• [PROBLEM DETAILS] Each line of the data that includes the string "ALANKA" is to be copied out.

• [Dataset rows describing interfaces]
_ _ _ _ _
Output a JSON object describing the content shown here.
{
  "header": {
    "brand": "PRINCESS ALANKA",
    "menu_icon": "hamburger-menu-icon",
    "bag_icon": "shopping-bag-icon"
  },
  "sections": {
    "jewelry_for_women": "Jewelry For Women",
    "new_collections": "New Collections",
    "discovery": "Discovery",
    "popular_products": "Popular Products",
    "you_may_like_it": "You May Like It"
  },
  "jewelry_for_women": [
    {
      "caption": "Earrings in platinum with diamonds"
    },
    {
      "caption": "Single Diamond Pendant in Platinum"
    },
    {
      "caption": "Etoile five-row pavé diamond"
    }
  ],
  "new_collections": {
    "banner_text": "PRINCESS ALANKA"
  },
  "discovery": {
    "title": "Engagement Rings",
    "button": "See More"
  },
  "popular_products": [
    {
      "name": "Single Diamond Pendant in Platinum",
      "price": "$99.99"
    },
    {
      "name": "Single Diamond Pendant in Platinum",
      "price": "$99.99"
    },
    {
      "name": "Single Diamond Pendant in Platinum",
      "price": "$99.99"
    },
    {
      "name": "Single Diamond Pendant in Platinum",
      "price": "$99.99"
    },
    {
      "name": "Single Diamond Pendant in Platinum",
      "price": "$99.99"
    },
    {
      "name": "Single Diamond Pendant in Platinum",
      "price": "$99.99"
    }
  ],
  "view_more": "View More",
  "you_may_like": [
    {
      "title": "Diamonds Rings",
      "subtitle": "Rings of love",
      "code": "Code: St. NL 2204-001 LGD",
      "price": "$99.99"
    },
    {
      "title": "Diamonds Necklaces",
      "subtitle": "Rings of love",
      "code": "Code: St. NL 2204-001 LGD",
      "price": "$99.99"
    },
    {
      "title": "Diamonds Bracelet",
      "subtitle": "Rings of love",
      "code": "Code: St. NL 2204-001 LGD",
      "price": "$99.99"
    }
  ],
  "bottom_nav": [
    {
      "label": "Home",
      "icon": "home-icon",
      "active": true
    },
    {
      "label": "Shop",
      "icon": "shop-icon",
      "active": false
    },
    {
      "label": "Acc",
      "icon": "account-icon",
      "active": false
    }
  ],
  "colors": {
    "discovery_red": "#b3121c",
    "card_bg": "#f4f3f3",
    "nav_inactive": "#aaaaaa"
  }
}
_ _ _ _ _
• [RESPONSE TO THIS TASK]
    "brand": "PRINCESS ALANKA",
    "banner_text": "PRINCESS ALANKA"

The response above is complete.